Why do we need aligned memory for SSE/AVX?
One of the answer I often get is aligned memory load is much faster than unaligned memory load. Then, why is this aligned memory load is much faster than unaligned memory load?
This is not just specific to SSE (or even x86). On most architectures loads and stores need to be naturally aligned otherwise they either (a) generate an exception or (b) need two or more cycles plus some fix up in order to handle the misaligned load/store transparently. On x86 (b) is true for data types < 16 bytes but (a) is true for SSE data types unless you explicitly use misaligned versions of the load/store instructions which can handle misaligned data.
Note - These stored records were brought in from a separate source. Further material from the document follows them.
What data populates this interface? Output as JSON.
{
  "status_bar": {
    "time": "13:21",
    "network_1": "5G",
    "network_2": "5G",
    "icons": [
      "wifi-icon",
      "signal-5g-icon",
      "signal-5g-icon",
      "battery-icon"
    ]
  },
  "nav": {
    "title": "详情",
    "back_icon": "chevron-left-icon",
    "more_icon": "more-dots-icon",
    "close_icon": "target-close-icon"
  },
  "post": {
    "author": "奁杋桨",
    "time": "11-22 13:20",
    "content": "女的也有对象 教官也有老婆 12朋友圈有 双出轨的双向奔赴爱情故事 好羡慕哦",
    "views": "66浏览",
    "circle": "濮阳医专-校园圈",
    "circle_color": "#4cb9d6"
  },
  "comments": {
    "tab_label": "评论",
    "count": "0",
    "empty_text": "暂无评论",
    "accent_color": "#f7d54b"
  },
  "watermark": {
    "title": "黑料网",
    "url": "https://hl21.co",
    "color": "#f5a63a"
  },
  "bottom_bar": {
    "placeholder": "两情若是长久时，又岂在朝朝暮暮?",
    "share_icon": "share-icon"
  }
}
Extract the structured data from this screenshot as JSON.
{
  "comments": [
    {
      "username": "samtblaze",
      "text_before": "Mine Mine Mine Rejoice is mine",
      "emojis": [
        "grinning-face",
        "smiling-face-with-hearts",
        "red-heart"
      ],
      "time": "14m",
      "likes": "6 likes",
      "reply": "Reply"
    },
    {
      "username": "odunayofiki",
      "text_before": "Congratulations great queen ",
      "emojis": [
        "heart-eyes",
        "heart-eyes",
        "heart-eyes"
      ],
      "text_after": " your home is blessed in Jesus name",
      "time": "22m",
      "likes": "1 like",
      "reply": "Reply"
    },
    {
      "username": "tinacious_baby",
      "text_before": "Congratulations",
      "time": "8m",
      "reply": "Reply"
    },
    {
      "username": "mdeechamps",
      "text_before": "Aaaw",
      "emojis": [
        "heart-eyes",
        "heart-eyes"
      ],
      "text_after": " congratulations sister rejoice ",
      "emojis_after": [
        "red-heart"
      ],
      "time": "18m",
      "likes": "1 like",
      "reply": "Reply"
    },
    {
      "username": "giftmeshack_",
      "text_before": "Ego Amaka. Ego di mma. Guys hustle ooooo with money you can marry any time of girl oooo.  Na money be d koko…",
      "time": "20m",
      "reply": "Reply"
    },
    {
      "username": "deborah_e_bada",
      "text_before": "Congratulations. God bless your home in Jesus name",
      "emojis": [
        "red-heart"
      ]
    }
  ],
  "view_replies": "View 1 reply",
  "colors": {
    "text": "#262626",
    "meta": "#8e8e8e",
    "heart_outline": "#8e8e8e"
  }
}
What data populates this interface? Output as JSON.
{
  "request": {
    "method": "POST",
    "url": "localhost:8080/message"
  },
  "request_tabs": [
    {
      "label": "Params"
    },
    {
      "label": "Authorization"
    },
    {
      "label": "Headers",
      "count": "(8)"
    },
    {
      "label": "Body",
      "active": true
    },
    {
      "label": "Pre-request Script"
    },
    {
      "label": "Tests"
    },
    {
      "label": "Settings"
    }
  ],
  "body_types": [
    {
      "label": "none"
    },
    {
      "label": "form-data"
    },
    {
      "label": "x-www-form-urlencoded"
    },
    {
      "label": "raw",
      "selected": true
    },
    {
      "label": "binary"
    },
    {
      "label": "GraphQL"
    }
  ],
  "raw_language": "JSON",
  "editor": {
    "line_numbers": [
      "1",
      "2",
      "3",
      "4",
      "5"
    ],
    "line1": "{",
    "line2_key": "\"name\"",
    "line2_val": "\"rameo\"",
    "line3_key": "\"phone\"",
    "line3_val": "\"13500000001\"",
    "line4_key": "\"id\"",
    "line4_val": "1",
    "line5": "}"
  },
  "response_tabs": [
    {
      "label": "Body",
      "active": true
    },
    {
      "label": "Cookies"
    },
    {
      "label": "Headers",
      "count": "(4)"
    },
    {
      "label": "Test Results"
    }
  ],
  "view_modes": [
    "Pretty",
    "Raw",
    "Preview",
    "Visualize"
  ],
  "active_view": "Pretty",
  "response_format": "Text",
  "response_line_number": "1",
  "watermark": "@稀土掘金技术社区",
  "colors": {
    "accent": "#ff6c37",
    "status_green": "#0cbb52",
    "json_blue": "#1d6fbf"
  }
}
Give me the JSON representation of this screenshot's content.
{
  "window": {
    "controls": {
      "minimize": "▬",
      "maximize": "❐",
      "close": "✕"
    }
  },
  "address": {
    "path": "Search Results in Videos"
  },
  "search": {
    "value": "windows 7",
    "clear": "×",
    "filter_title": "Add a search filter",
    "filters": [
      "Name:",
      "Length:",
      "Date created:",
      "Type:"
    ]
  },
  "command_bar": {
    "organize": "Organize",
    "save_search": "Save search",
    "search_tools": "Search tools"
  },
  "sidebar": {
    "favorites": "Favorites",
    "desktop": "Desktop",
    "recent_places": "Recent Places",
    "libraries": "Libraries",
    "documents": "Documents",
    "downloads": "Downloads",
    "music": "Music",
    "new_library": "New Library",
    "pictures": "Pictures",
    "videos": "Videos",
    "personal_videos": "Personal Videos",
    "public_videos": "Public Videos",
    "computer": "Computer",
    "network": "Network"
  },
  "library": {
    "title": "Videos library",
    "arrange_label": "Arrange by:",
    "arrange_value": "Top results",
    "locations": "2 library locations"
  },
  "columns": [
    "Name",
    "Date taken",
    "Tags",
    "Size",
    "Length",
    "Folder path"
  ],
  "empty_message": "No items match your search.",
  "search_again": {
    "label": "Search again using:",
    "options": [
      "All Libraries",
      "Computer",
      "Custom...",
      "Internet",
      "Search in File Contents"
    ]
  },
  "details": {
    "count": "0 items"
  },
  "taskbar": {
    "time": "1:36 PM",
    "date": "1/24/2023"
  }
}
You might wonder: why not just use the misaligned versions of these SSE load/store instructions regardless of alignment? The answer is that these instructions are typically much slower than their aligned counterparts as they generally behave as per (b) above, which makes them typically 2x or more slower, apart from recent Intel CPUs such as Core i7, where the penalty is much smaller, but not insignificant.